Sunshine and warmth in the sun, but chilled by a sharp breeze in the shade this late-afternoon Tuesday here in California’s Central Valley — a beautiful day as summer draws closer, like tomorrow.
Although T-Rump is one horrible human being, new polling still finds his base of the baseless MAGA nutters are still hanging, even with criminal charges, and terrible TV confessions — what shape are those people who follow him no matter what he does?
Jail time or not:
This is after two indictments pic.twitter.com/GOlOnbBFQS
— Molly Jong-fast (@MollyJongFast) June 20, 2023
Deep dive into the data via FiveThirtyEight this morning:
After eight years, Americans have made up their minds about former President Donald Trump.

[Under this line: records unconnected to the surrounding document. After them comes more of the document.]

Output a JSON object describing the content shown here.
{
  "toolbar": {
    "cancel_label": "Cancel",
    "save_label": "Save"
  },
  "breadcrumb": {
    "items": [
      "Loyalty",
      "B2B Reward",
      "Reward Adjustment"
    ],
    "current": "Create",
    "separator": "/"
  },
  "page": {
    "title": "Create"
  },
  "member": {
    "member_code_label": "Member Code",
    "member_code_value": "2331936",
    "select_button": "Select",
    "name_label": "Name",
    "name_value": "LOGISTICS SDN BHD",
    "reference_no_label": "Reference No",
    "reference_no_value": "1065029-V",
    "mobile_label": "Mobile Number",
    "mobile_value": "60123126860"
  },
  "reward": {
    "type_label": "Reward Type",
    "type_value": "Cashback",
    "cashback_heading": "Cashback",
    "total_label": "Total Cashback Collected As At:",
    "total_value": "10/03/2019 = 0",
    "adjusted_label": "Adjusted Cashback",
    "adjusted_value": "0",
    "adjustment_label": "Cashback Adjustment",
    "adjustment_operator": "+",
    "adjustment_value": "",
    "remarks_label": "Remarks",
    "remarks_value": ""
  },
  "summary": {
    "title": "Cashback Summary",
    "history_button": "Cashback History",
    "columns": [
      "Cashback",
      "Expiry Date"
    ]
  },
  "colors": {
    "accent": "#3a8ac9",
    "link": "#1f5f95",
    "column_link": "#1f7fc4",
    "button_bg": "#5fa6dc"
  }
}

And it appears that not even a federal indictment is swaying them. According to polls conducted before and after Trump’s indictment on June 8, Trump’s support levels in both the primary and general election don’t appear to have budged, even though a large majority of Americans view the charges as serious. In the Republican primary, he is currently at 53.5 percent support,1 according to FiveThirtyEight’s national polling average. That’s little changed from June 7, the day before the indictment, when he was sitting at 53.8 percent. (The other candidates have all held roughly steady too.)
It’s not that Americans have somehow missed the news. Trump’s indictment has gotten mountains of media coverage. According to a recent YouGov/CBS News poll, 75 percent of American adults had heard or read at least some about the latest indictment. And overall, they don’t see the content of the charges as frivolous: Sixty-nine percent agreed that, yes, it would be a security risk if Trump had nuclear or military documents in his home after leaving office. Another poll, from Ipsos/ABC News, found that 61 percent of American adults — including 38 percent of Republicans — thought the charges were very or somewhat serious. (Compare that to the 52 percent of adults who thought that about Trump’s first indictment, over hush-money payments to a porn star with whom he allegedly had an affair.)
Of course, this doesn’t mean that Trump’s legal troubles won’t hurt him come fall 2024; just that they haven’t hurt him so far. And one thing the polls do suggest is that a hypothetical Trump conviction would be a dealbreaker for a majority of voters (or at least, that’s what they say right now). According to YouGov/CBS News, 57 percent of Americans believed that Trump should not be able to serve again as president if he’s convicted in the classified-documents case. And we’ve already seen some Republican politicians draw the same line in the sand: Reps. Ken Buck and Tim Burchett (not exactly moderate congressmen!) have both said recently that they could not support Trump anymore if he is convicted.
In contrast, further from Forbes this afternoon:
Republican support for Trump has declined since the indictment, the CNN poll found, with 47 percent of Republican and Republican-leaning registered voters saying Trump was their first choice for the Republican nomination, down from 53 percent in a May CNN poll.
The CNN poll, completed entirely after Trump’s arraignment last week, found that most Americans approve of Trump’s indictment but 71 percent of those polled also said politics played a role in the decision to charge the former president.
Yet it’s a long, rough road to November 2024.
Polls favorable, or not, here we are once again…
(Illustration out front is of a New York state high-school student exhibit: ‘The piece was displayed during student-driven art show at Shenendehowa High School. It consisted of at least 12 identical black-and-white pictures of Donald Trump. There was also a sign above the pictures that read, “Draw on Me.” Using markers from the art classroom, Isome students opted to scribble critical messages and profanities on the pictures‘ — and found here.)